During my store walks over the past year I have walked many surf brand stores. I walked them in normal suburban strip malls, in mega malls, duty free zones and as store-in-stores in major department stores. These visits spanned regional and metro areas – I visited them where they were not only relevant, but iconic, and also the home beach of brands such as Rip Curl, Billabong and Quiksilver.
My visits have taken me from Huntington Beach in Orange County, Southern California to the Gold Coast in Queensland, and even just last week to Torquay near Bells Beach on the Great Ocean Road in Victoria. I also surf patrol at Newport Beach in New South Wales and have had the pleasure of talking with Nick Carroll, arguably Australia’s most articulate and erudite surf icon, so I have more than a passing interest in these brands, the stores and their heritage.
As a young marketer, and still as a shopper, I truly believe that heritage, authenticity and a deep-seated involvement in your core offering means a huge amount to your core shoppers and adds value to shoppers who dip in and out of your brand. As examples, several Nike execs are ultra marathon runners, and Porsche and Ferrari learn from a race track somewhere almost every day and apply that learning to their cars.
In Torquay I walked all the main and iconic big, bright, airy and beautifully designed surf brand stores, and unusually combined a store walk with shopping for myself. Sounds strange but shopping for myself is a very different mindset than putting yourself in other shoppers’ minds, where you see and experience retail environments in an unbiased way.
So, back to my shopping expedition. I was looking for a long sleeve rashy, as I paddle ocean skis in distance events and my forearms are cooked by our beautiful, but unforgiving sun. To find a surfboard, rashy or a wetsuit was a challenge in all stores bar one, and it was not a corporate store but a re-seller of all surf brands. And a long sleeve rashy costs $59.99 in every one of the five major corporate stores I visited. And whether they just appeared to come from the same factory, or are all just an incredibly similar design, I don’t know, but all appeared identical other than the branding.
“Who cares?” I can hear you all asking. Surfing is a niche sport. Wearing surf-related clothing is not niche – it is a huge clothing sector. Well, core surf shoppers do care, and they are the backbone of the brand.
However, brands such as Hollister are now very dominant players in surf clothing but Hollister has never shaped a board or worked on the neck design of a wetsuit that will keep you warm but not chafe. It sells “SoCal lifestyle clothes for Dudes and Bettys” and is owned by Abercrombie & Fitch, but its stores and fashion clothing offerings are just the same as iconic heritage brands who grew up on the beach.
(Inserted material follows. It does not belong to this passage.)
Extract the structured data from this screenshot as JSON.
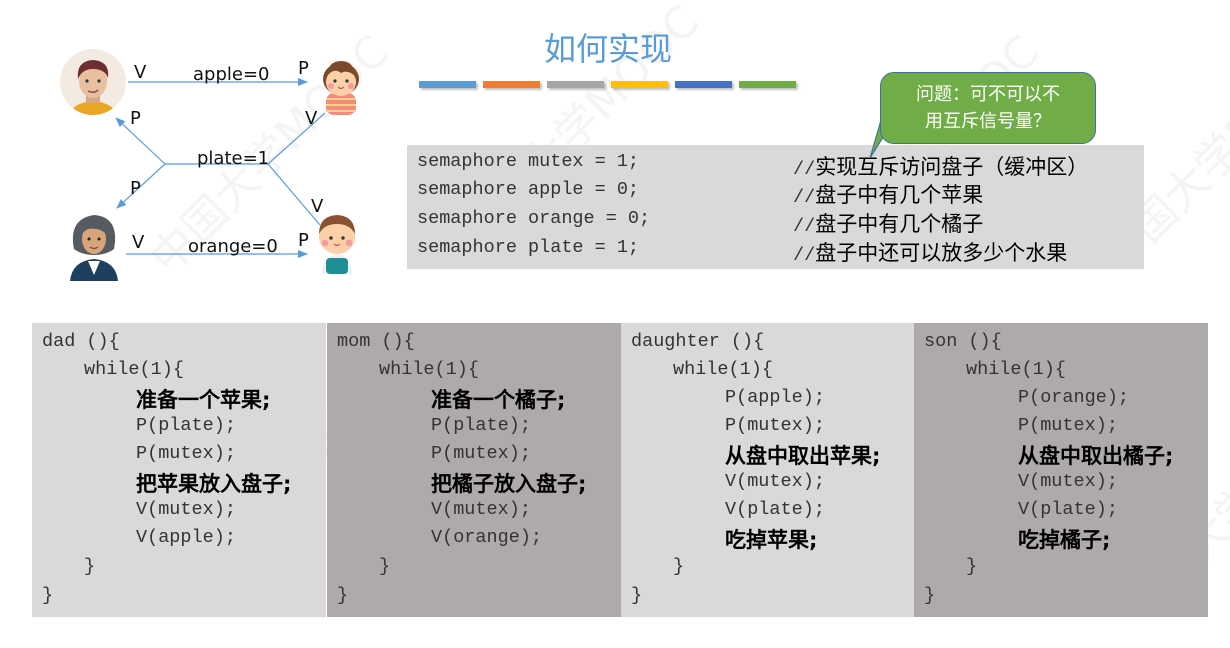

I don’t profess to have the panacea for the cold winds that are blowing through the boardrooms of the largest surf brand companies, but I would humbly suggest that debt level is not the only issue. Shoppers can’t see balance sheets, banking covenants or stock prices. They simply walk into attractive stores that are relevant to their lifestyle. Perhaps the turnaround will start at store level with products more closely linked with heritage. That at least would put some space in shoppers’ minds between the “true” surf brands that grew up, and still live on the beach, and those that were created in an agency.
In his role as CEO of CROSSMARK, Kevin Moore looks at the world of retailing from grocery to pharmacy, bottle shops to car dealers, corner store to department stores. In this insightful blog, Kevin covers retail news, ideas, companies and emerging opportunities in Australia, NZ, the US and Europe. His international career in sales and marketing has seen him responsible for business in over 40 countries, which has earned him grey hair and a wealth of expertise in international retailers and brands. CROSSMARK Asia Pacific is Australasia’s largest provider of retail marketing services, consulting to and servicing some of Australasia’s biggest retailers and manufacturers.